Extracted data entries:
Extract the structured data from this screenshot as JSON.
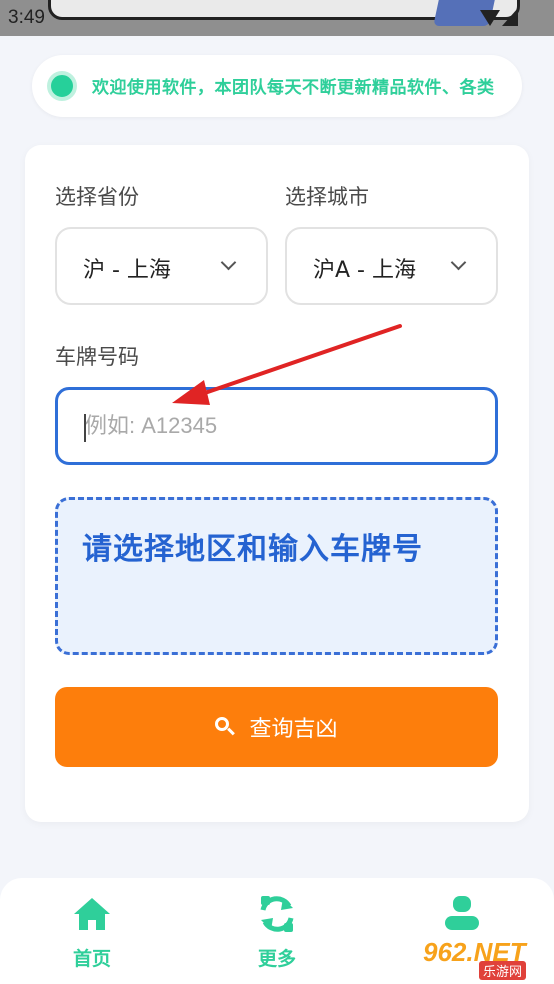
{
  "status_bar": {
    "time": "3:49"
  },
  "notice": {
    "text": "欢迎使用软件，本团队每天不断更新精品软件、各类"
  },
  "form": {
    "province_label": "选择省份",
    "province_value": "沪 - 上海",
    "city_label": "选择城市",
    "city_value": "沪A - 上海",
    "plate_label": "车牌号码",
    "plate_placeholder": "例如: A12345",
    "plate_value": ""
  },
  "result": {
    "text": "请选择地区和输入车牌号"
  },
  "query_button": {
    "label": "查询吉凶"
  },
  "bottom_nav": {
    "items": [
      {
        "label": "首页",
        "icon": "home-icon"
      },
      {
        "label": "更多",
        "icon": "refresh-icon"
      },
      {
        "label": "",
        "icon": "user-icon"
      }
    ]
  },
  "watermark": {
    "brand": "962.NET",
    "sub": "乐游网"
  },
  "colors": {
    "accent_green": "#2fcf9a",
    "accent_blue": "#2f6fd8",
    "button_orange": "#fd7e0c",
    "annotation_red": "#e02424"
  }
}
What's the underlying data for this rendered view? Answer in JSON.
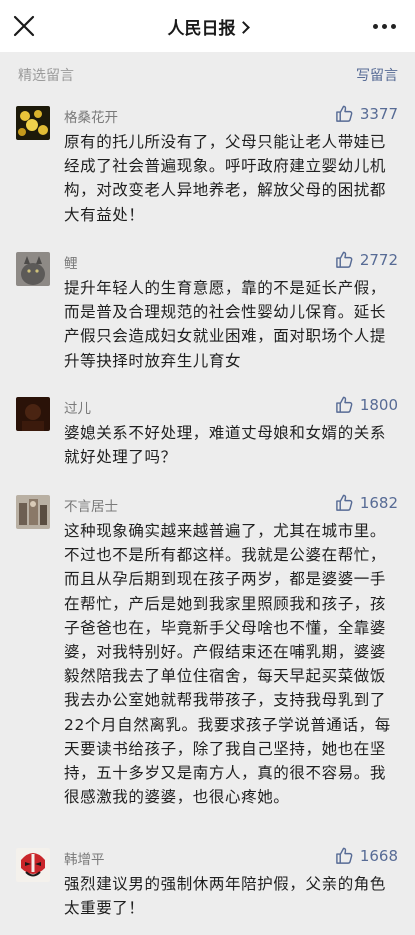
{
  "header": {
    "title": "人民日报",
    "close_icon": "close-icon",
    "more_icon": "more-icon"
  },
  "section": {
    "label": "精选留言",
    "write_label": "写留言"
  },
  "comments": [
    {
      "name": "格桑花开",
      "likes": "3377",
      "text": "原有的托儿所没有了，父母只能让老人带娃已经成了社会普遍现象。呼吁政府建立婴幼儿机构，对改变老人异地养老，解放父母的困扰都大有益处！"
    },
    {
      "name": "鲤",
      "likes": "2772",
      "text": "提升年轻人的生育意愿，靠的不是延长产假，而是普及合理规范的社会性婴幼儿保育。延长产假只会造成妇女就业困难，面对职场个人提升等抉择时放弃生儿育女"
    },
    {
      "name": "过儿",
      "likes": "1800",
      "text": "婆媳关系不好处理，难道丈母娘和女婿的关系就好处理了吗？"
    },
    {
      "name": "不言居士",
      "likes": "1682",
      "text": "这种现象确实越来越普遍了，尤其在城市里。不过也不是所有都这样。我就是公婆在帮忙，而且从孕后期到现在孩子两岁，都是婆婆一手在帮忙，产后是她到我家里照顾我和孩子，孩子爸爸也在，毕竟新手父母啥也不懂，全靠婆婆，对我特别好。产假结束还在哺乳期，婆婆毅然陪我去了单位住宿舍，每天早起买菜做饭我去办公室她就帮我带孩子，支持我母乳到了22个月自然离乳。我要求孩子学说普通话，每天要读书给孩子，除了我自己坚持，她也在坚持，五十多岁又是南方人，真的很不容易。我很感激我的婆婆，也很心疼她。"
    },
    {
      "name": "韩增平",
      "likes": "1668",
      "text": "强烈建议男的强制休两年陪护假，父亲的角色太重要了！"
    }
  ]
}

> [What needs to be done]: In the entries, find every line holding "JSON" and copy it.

> [Output for this exercise]:
Extract the structured data from this screenshot as JSON.
What's the underlying data for this rendered view? Answer in JSON.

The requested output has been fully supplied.